### [THE PROBLEM]
Please give nothing except the number of lines in the records below that include the word "STANDARD".

[Dataset rows for apps and sites]
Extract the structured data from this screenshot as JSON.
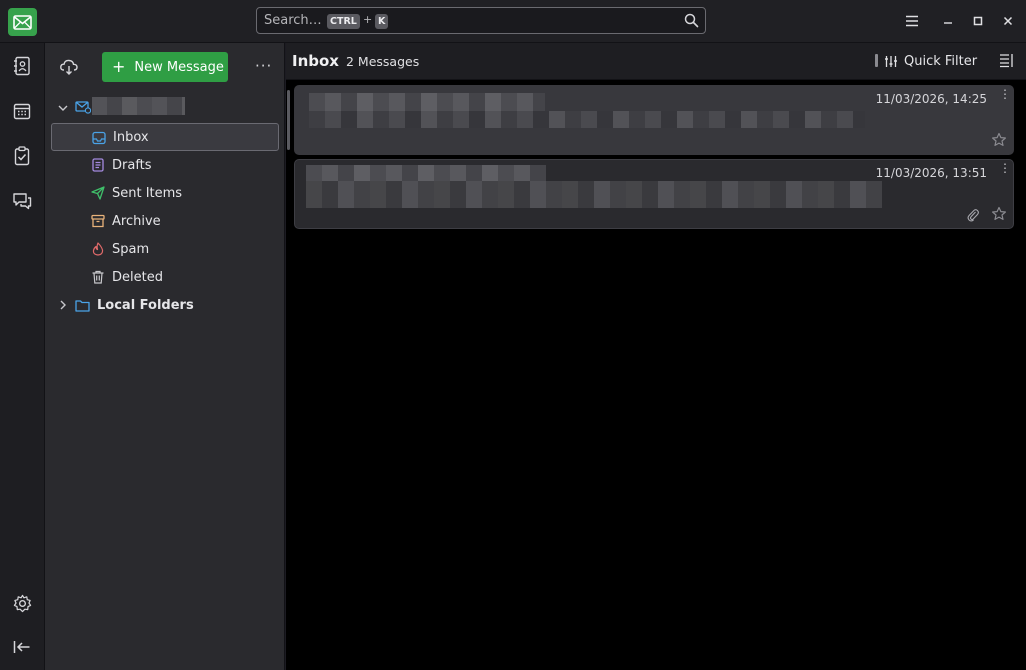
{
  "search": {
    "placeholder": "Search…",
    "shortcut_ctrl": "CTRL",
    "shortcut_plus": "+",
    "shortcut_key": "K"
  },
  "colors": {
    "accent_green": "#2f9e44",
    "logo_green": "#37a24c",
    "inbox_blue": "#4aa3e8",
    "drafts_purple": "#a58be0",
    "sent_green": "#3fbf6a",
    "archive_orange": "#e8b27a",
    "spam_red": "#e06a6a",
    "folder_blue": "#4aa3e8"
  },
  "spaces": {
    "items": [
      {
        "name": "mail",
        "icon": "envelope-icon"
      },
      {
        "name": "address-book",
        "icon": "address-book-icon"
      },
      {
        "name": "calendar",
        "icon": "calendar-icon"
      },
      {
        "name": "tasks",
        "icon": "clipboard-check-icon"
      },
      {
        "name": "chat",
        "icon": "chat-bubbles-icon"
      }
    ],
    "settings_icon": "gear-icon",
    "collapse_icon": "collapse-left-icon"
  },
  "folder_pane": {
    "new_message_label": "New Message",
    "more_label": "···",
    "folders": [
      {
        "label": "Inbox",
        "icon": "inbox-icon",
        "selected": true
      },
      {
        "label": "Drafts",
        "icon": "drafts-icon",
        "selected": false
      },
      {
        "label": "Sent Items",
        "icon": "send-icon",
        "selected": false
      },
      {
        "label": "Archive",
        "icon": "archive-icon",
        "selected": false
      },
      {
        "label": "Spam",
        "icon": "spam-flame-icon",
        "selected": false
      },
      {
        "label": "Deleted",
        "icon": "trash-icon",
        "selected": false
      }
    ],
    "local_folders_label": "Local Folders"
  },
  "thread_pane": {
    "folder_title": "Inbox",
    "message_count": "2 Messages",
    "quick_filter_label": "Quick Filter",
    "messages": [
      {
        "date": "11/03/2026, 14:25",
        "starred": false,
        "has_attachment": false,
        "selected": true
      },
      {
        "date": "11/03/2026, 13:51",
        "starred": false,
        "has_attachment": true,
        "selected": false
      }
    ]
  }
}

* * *

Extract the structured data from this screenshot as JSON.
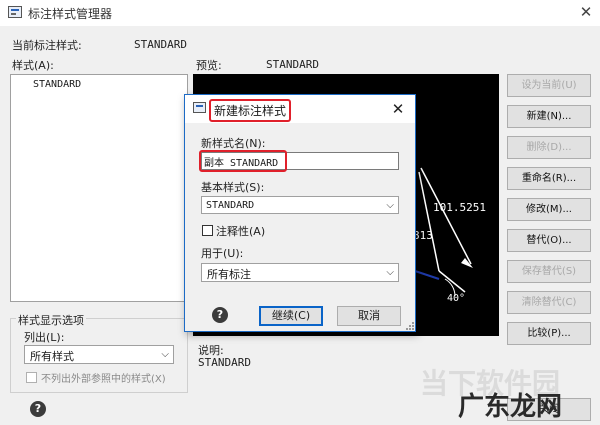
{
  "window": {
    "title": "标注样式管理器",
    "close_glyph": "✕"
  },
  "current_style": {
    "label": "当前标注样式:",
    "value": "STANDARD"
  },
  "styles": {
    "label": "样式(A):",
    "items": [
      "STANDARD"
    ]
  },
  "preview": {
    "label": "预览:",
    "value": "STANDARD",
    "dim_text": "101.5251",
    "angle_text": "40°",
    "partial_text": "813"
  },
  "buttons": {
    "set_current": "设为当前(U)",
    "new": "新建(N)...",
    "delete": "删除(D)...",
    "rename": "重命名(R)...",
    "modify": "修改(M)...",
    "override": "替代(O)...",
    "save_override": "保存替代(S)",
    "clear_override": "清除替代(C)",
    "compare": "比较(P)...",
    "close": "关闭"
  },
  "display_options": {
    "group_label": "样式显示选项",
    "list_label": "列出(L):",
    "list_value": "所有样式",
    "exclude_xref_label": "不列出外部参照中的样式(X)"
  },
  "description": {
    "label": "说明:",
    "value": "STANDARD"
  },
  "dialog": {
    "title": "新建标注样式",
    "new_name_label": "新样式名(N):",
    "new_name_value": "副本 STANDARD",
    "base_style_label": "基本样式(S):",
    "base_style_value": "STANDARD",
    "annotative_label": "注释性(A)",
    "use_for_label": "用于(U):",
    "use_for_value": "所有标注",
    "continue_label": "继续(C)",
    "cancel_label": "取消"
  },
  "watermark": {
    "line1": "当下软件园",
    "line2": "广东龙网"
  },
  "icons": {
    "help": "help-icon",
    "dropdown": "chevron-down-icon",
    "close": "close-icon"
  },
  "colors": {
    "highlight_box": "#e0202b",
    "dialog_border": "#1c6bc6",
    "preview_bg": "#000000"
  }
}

### [EXERCISE ANSWER]
6